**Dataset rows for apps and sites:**
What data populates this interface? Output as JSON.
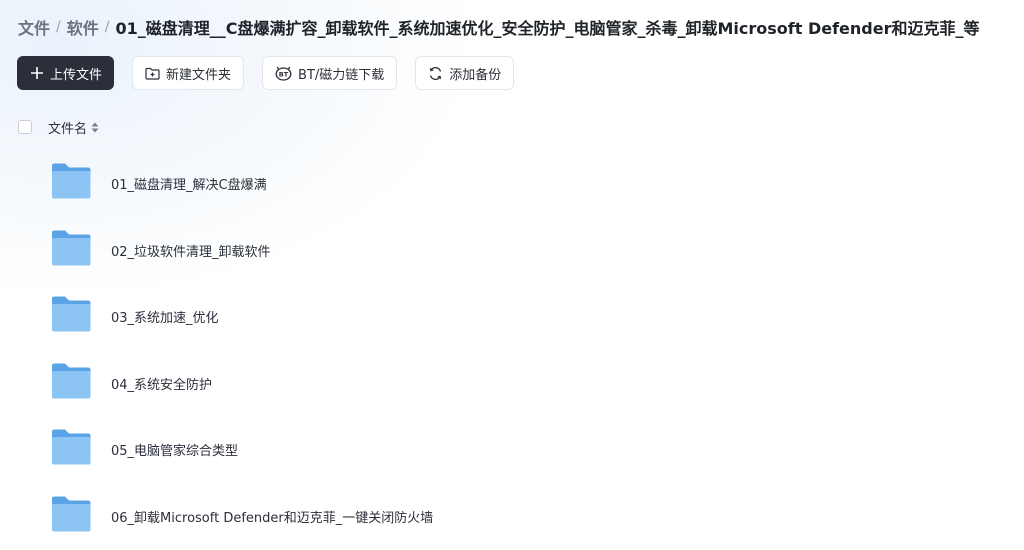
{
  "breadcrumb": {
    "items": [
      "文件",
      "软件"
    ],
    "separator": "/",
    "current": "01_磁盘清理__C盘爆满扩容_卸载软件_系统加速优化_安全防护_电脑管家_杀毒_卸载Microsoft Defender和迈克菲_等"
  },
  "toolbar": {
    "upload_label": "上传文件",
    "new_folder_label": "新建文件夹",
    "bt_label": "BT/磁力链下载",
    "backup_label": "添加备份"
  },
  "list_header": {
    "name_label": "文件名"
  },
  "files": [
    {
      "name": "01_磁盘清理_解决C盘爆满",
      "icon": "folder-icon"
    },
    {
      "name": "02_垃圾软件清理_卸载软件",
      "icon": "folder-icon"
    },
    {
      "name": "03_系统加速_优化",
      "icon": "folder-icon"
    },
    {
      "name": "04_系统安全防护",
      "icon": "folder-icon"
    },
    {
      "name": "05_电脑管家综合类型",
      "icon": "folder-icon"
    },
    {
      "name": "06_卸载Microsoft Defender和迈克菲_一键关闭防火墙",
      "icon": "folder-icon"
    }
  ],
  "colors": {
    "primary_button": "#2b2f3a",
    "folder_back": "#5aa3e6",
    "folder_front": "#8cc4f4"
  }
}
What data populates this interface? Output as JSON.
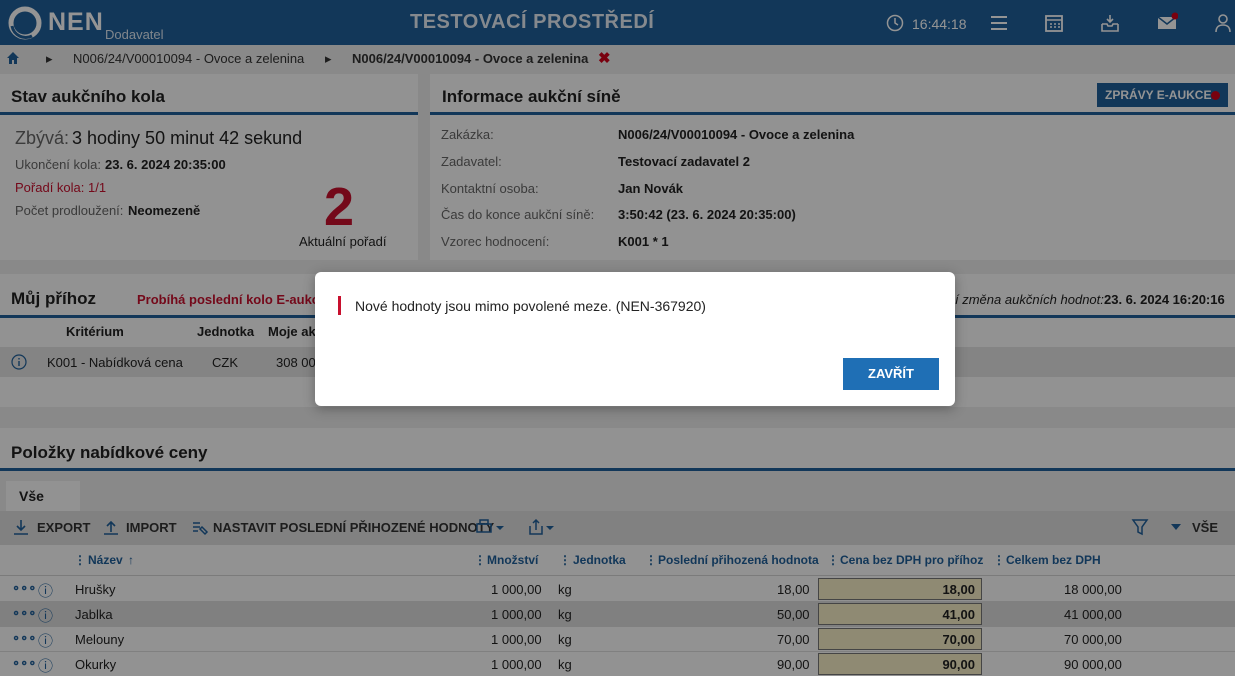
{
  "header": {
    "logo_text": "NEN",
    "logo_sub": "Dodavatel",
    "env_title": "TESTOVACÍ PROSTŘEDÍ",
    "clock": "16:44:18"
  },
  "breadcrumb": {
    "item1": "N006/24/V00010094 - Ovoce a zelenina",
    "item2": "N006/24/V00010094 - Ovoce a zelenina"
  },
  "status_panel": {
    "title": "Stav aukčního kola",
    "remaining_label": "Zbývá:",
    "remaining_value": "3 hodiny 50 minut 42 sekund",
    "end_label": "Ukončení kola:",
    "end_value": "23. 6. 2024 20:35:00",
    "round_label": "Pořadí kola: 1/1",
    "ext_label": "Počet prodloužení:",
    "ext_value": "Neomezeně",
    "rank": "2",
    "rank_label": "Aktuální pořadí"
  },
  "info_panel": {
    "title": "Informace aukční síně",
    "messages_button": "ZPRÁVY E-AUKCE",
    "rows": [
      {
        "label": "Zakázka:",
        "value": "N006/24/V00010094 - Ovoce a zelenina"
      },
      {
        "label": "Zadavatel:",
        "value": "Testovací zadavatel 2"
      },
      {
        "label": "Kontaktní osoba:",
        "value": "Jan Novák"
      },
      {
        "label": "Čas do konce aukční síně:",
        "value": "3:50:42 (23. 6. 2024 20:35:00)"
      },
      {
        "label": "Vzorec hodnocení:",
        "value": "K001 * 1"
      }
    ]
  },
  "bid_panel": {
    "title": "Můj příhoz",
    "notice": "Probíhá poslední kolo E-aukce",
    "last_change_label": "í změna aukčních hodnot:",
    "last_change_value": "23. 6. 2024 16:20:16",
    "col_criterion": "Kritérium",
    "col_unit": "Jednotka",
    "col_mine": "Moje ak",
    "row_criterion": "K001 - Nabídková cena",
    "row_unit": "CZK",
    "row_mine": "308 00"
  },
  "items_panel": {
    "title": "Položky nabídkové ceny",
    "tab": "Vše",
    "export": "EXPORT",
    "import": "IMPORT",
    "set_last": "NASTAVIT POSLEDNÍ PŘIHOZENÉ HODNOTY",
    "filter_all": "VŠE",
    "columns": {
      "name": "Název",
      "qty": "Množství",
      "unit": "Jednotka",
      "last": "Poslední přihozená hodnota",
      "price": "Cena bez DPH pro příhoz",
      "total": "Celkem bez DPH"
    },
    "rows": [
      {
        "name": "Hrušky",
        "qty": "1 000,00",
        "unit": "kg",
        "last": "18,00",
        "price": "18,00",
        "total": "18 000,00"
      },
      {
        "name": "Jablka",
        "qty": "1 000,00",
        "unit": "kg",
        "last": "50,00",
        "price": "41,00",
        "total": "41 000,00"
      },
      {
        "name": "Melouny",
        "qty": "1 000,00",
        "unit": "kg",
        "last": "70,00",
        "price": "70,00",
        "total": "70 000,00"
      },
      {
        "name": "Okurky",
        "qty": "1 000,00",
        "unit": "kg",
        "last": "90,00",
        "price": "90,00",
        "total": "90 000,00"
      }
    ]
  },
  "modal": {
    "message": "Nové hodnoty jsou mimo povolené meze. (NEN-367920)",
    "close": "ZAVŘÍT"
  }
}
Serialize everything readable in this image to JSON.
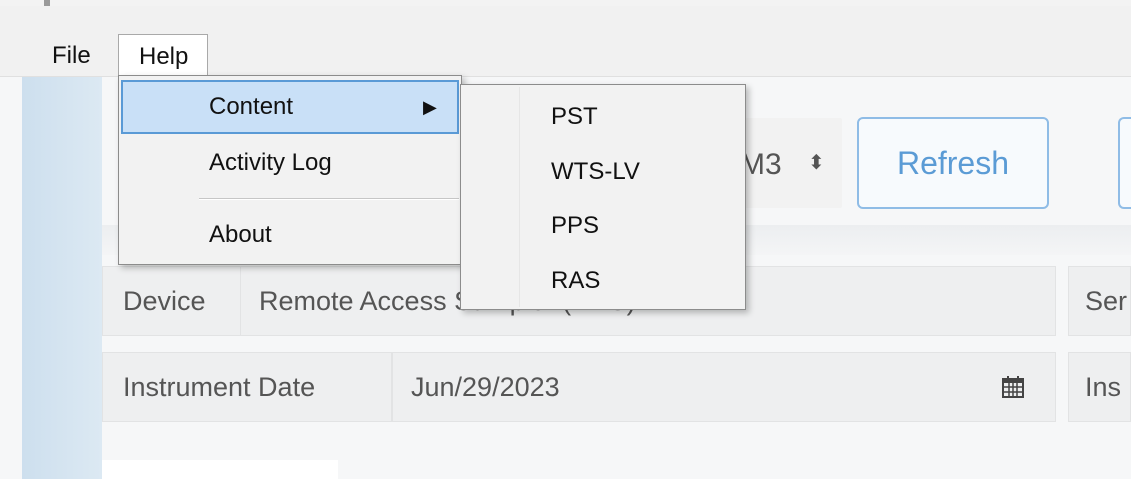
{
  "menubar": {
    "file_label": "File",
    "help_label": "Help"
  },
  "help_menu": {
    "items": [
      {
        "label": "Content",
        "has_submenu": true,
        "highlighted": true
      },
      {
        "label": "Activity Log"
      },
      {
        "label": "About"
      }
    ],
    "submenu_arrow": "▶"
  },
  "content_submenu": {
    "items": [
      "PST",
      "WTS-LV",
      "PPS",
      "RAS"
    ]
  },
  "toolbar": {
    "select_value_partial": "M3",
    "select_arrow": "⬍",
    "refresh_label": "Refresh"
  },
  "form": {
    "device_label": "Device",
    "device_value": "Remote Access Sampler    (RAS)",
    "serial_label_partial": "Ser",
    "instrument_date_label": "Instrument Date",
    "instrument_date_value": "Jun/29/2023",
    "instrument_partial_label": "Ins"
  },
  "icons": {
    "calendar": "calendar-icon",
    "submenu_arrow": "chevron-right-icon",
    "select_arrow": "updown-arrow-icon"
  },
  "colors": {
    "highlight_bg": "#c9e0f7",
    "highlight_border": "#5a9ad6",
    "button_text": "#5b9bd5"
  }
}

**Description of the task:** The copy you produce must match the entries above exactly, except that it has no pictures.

**Solution:**
What data populates this interface? Output as JSON.
{
  "breadcrumb": {
    "items": [
      "文件",
      "软件"
    ],
    "separator": "/",
    "current": "01_磁盘清理__C盘爆满扩容_卸载软件_系统加速优化_安全防护_电脑管家_杀毒_卸载Microsoft Defender和迈克菲_等"
  },
  "toolbar": {
    "upload_label": "上传文件",
    "new_folder_label": "新建文件夹",
    "bt_label": "BT/磁力链下载",
    "backup_label": "添加备份"
  },
  "list_header": {
    "name_label": "文件名"
  },
  "files": [
    {
      "name": "01_磁盘清理_解决C盘爆满",
      "icon": "folder-icon"
    },
    {
      "name": "02_垃圾软件清理_卸载软件",
      "icon": "folder-icon"
    },
    {
      "name": "03_系统加速_优化",
      "icon": "folder-icon"
    },
    {
      "name": "04_系统安全防护",
      "icon": "folder-icon"
    },
    {
      "name": "05_电脑管家综合类型",
      "icon": "folder-icon"
    },
    {
      "name": "06_卸载Microsoft Defender和迈克菲_一键关闭防火墙",
      "icon": "folder-icon"
    }
  ],
  "colors": {
    "primary_button": "#2b2f3a",
    "folder_back": "#5aa3e6",
    "folder_front": "#8cc4f4"
  }
}
What data populates this interface? Output as JSON.
{
  "header": {
    "logo_text": "NEN",
    "logo_sub": "Dodavatel",
    "env_title": "TESTOVACÍ PROSTŘEDÍ",
    "clock": "16:44:18"
  },
  "breadcrumb": {
    "item1": "N006/24/V00010094 - Ovoce a zelenina",
    "item2": "N006/24/V00010094 - Ovoce a zelenina"
  },
  "status_panel": {
    "title": "Stav aukčního kola",
    "remaining_label": "Zbývá:",
    "remaining_value": "3 hodiny 50 minut 42 sekund",
    "end_label": "Ukončení kola:",
    "end_value": "23. 6. 2024 20:35:00",
    "round_label": "Pořadí kola: 1/1",
    "ext_label": "Počet prodloužení:",
    "ext_value": "Neomezeně",
    "rank": "2",
    "rank_label": "Aktuální pořadí"
  },
  "info_panel": {
    "title": "Informace aukční síně",
    "messages_button": "ZPRÁVY E-AUKCE",
    "rows": [
      {
        "label": "Zakázka:",
        "value": "N006/24/V00010094 - Ovoce a zelenina"
      },
      {
        "label": "Zadavatel:",
        "value": "Testovací zadavatel 2"
      },
      {
        "label": "Kontaktní osoba:",
        "value": "Jan Novák"
      },
      {
        "label": "Čas do konce aukční síně:",
        "value": "3:50:42 (23. 6. 2024 20:35:00)"
      },
      {
        "label": "Vzorec hodnocení:",
        "value": "K001 * 1"
      }
    ]
  },
  "bid_panel": {
    "title": "Můj příhoz",
    "notice": "Probíhá poslední kolo E-aukce",
    "last_change_label": "í změna aukčních hodnot:",
    "last_change_value": "23. 6. 2024 16:20:16",
    "col_criterion": "Kritérium",
    "col_unit": "Jednotka",
    "col_mine": "Moje ak",
    "row_criterion": "K001 - Nabídková cena",
    "row_unit": "CZK",
    "row_mine": "308 00"
  },
  "items_panel": {
    "title": "Položky nabídkové ceny",
    "tab": "Vše",
    "export": "EXPORT",
    "import": "IMPORT",
    "set_last": "NASTAVIT POSLEDNÍ PŘIHOZENÉ HODNOTY",
    "filter_all": "VŠE",
    "columns": {
      "name": "Název",
      "qty": "Množství",
      "unit": "Jednotka",
      "last": "Poslední přihozená hodnota",
      "price": "Cena bez DPH pro příhoz",
      "total": "Celkem bez DPH"
    },
    "rows": [
      {
        "name": "Hrušky",
        "qty": "1 000,00",
        "unit": "kg",
        "last": "18,00",
        "price": "18,00",
        "total": "18 000,00"
      },
      {
        "name": "Jablka",
        "qty": "1 000,00",
        "unit": "kg",
        "last": "50,00",
        "price": "41,00",
        "total": "41 000,00"
      },
      {
        "name": "Melouny",
        "qty": "1 000,00",
        "unit": "kg",
        "last": "70,00",
        "price": "70,00",
        "total": "70 000,00"
      },
      {
        "name": "Okurky",
        "qty": "1 000,00",
        "unit": "kg",
        "last": "90,00",
        "price": "90,00",
        "total": "90 000,00"
      }
    ]
  },
  "modal": {
    "message": "Nové hodnoty jsou mimo povolené meze. (NEN-367920)",
    "close": "ZAVŘÍT"
  }
}
Serialize everything readable in this image to JSON.
{
  "menubar": {
    "file_label": "File",
    "help_label": "Help"
  },
  "help_menu": {
    "items": [
      {
        "label": "Content",
        "has_submenu": true,
        "highlighted": true
      },
      {
        "label": "Activity Log"
      },
      {
        "label": "About"
      }
    ],
    "submenu_arrow": "▶"
  },
  "content_submenu": {
    "items": [
      "PST",
      "WTS-LV",
      "PPS",
      "RAS"
    ]
  },
  "toolbar": {
    "select_value_partial": "M3",
    "select_arrow": "⬍",
    "refresh_label": "Refresh"
  },
  "form": {
    "device_label": "Device",
    "device_value": "Remote Access Sampler    (RAS)",
    "serial_label_partial": "Ser",
    "instrument_date_label": "Instrument Date",
    "instrument_date_value": "Jun/29/2023",
    "instrument_partial_label": "Ins"
  },
  "icons": {
    "calendar": "calendar-icon",
    "submenu_arrow": "chevron-right-icon",
    "select_arrow": "updown-arrow-icon"
  },
  "colors": {
    "highlight_bg": "#c9e0f7",
    "highlight_border": "#5a9ad6",
    "button_text": "#5b9bd5"
  }
}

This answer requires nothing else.